While many may not be familiar with Post-Authorization Safety Studies PASS studies, they play a crucial role in monitoring the safety of medicines. These studies are typically required for any new medicine introduced by pharmaceutical companies.
In the case of Covid vaccines, PASS studies utilize real-world data from healthcare systems like the NHS to anonymously compare vaccinated and unvaccinated individuals based on factors like age, gender, and Covid infection status. This allows for a thorough examination of the occurrence of side effects in both groups.
Unlike the Yellow Card system, which relies on passive reporting of side effects, and the ONS Covid vaccine safety analysis, which faces challenges in determining the number of unvaccinated individuals (the ‘denominator problem’), Covid vaccine PASS studies promise to provide more comprehensive insights into the safety of these vaccines.

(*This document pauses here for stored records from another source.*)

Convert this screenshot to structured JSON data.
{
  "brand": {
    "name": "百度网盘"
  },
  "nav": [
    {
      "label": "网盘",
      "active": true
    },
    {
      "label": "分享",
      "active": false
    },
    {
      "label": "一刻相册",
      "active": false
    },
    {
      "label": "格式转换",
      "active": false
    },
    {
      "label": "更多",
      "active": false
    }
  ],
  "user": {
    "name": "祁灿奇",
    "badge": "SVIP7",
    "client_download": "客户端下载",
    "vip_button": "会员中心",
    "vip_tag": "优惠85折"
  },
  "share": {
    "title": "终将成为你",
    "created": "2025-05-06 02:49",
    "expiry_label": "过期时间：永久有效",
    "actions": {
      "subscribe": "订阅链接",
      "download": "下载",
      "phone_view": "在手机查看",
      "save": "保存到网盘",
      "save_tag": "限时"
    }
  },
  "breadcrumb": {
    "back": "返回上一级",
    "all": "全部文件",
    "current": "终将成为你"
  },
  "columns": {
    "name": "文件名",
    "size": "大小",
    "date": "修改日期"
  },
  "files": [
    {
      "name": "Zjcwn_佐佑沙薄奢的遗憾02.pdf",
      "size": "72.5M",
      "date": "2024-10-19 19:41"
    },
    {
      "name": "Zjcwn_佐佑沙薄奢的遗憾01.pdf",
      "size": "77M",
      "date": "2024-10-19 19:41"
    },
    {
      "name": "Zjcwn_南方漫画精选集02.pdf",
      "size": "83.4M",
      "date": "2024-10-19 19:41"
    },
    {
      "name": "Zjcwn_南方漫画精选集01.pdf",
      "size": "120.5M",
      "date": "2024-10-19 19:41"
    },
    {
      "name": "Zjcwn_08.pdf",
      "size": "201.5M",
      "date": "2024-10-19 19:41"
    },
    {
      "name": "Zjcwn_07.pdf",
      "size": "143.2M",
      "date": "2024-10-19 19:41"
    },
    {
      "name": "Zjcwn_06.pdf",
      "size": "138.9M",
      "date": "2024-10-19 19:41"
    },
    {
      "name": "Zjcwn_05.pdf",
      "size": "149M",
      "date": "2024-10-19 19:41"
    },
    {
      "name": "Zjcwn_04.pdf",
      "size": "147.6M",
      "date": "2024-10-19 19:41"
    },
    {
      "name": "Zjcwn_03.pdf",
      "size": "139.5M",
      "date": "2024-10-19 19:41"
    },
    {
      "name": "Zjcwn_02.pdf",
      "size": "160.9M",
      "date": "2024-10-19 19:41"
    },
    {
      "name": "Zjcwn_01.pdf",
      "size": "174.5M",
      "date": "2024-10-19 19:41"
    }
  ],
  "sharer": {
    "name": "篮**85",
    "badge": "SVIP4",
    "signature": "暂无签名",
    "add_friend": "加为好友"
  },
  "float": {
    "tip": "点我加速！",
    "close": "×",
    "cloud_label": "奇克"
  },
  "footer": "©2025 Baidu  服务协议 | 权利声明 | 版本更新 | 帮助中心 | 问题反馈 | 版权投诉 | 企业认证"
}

The protocols for conducting these PASS studies were approved by the European Medicines Agency (EMA) in 2021, with Pfizer, AstraZeneca, Moderna, as well as the MHRA, endorsing the use of NHS data in these studies.
As of now, interim progress reports were expected to have been submitted according to the set timetables outlined by each company. Surprisingly, out of the 13 reports anticipated, only two have been found: AstraZeneca’s ‘Interim Report 1‘ and one Pfizer ‘Progress Report,’ which did not contain any results.
Taking a closer look at AstraZeneca’s ‘Interim Report 1’ dated April 21st, 2022, spanning 292 pages, it’s worth noting that the rate of Adverse Effects of Special Interest (AESI) per 10,000 people tends to be higher in the vaccinated group, sometimes significantly so. However, the report’s core conclusion emphasized the largest numerical differences were observed in specific conditions.
To be fair, the report came with necessary caveats, acknowledging that the differences weren’t consistent across all data sources, and the results should be interpreted with caution due to the short study period and lack of standardization. This prompts the question: where are AstraZeneca’s subsequent reports?
Similarly, there’s no trace of PASS studies for Pfizer and Moderna’s Covid vaccines. This raises concerns about transparency and the ability for individuals to give informed consent.
An FOI request has been submitted to the MHRA to obtain the missing PASS reports and to receive updated delivery dates for those still pending. It’s worth noting that it’s not just the MHRA; the EMA and FDA have also not made these reports available.
One can’t help but wonder, if the missing reports confirmed the safety of the Covid vaccines, wouldn’t they be proudly shared with the public? While it’s possible these reports may be out there, if they are, they’re well hidden. If you come across them, please share. Until then, the question remains.